How To Recognize It:

Poison Ivy: Common in wooded areas and also found near lakes and streams. Often grows as a vine, but can be a shrub. The leaves are often first to turn color-red-in the fall, and, in the spring, it has yellow or green flowers or white berries.

Poison Oak: In the East and South it appears as a low shrub. On the West Coast it may be a tall shrub or a high-climbing vine. The notched leaves resemble those of the white oak tree. Its yellow berries grow in clusters and are green in the summer and off-white in winter.

Poison Sumac: Grows in boggy areas. It is a tall shrub with 7 to 13 smooth-edged leaflets on each stem. The berries are green in summer and pal yellow when mature.

Also, avoid all plants with black spots as these are marks of urushiol, the substance in poison ivy sap that causes the rash.

How To Protect Yourself:

  • Wear long sleeves and long pants, even in hot weather
  • If you are going to be handling plants, wear vinyl gloves.
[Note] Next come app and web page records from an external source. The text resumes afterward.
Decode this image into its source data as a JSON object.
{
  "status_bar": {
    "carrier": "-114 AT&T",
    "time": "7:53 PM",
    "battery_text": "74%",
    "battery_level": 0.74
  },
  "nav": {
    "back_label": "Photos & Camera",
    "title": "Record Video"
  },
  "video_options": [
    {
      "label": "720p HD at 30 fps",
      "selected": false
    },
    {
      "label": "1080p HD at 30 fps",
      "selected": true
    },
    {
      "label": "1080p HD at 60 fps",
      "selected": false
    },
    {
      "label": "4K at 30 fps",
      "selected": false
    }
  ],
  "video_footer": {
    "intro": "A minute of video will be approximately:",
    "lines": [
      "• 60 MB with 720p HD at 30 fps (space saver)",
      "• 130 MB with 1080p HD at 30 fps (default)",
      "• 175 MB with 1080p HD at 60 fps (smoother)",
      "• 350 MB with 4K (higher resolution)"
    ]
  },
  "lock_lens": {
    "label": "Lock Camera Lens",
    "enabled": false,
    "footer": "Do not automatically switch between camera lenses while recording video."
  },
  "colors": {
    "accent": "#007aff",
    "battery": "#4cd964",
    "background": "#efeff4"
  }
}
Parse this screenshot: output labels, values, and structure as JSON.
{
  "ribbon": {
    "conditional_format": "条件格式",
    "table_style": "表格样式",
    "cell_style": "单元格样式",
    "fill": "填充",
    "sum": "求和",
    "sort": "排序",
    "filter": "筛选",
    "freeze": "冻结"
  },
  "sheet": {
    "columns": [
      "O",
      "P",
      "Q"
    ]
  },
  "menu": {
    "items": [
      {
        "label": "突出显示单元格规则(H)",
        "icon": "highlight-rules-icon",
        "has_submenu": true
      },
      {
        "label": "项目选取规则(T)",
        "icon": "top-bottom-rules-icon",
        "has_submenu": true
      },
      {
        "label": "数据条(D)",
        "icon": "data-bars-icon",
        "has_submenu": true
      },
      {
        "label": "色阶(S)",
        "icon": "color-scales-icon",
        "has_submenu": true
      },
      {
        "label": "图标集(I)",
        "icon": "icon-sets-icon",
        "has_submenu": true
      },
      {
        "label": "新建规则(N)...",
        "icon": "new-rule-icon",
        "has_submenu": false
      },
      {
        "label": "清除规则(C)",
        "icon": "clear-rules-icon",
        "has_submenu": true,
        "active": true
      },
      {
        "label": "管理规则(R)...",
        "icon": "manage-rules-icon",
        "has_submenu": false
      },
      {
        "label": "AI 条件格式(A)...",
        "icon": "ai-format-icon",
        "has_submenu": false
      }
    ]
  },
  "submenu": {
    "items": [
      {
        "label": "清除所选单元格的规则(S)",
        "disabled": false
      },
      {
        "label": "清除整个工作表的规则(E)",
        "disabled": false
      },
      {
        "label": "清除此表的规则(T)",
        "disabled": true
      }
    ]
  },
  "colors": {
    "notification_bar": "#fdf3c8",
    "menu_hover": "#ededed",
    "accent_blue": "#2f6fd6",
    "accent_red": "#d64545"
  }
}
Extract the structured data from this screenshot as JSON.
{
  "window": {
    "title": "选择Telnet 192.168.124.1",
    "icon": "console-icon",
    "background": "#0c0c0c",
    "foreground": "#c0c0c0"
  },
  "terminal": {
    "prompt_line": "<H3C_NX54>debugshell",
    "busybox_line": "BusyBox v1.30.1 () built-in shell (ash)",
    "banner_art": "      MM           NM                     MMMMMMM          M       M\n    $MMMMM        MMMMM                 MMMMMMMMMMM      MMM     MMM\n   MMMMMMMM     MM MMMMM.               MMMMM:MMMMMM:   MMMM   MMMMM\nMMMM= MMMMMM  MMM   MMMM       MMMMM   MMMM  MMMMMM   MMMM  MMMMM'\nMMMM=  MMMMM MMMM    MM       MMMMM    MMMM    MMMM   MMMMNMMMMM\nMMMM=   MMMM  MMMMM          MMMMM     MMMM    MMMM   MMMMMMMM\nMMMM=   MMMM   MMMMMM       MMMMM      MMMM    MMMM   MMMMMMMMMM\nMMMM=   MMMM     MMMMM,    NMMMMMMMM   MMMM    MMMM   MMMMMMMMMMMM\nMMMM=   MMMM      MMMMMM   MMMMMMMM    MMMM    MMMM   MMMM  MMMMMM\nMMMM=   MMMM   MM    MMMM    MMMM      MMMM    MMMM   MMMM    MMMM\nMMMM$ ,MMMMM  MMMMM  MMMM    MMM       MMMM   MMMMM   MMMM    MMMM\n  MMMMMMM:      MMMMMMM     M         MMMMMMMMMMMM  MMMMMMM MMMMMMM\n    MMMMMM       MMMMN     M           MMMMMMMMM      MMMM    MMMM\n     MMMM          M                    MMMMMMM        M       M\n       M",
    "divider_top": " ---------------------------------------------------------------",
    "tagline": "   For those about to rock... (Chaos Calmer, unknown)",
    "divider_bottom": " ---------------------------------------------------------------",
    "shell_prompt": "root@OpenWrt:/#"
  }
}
Urushiol can soak through cloth, but vinyl is resistant.
  • If you think you’ve come in contact with poison ivy, react fast. The sap will come off with water, but it is best to wash it off shortly after contact.
  • Be careful not to rub the sap into broken skin or spread it to other areas of the body.
  • Wash clothes that may have come into contact with poison ivy being careful not to touch any sap that is still on the clothes.

What To Do If You Break Out:

  • If the itch is bad, your doctor will give you medication. Follow your doctor’s instructions for taking the medicine.
  • Most people find cool, moist compresses helpful. Oatmeal soaks (Aveeno) also bring relief. A lotion like calamine is soothing, but don’t use products like Benadryl, which contains a drug that can make the rash worse.
  • Try not to scratch, no matter how much you itch. Scratching can break the skin and lead to infection. You can’t spread the rash by scratching, however, unless you have sap under your nails.
  • Don’t worry about giving the rash to your family. It is not contagious. The only way to get a reaction to poison ivy is to come into direct contact with the sap.
  • If you don’t know how you got the rash, do some investigating. Find the source of the sap and remove it. Some possible sources are: pets, yard tools, sports equipment, or clothing worm while hiking, gardening, or playing outdoors.

Information provided by “Patient Care”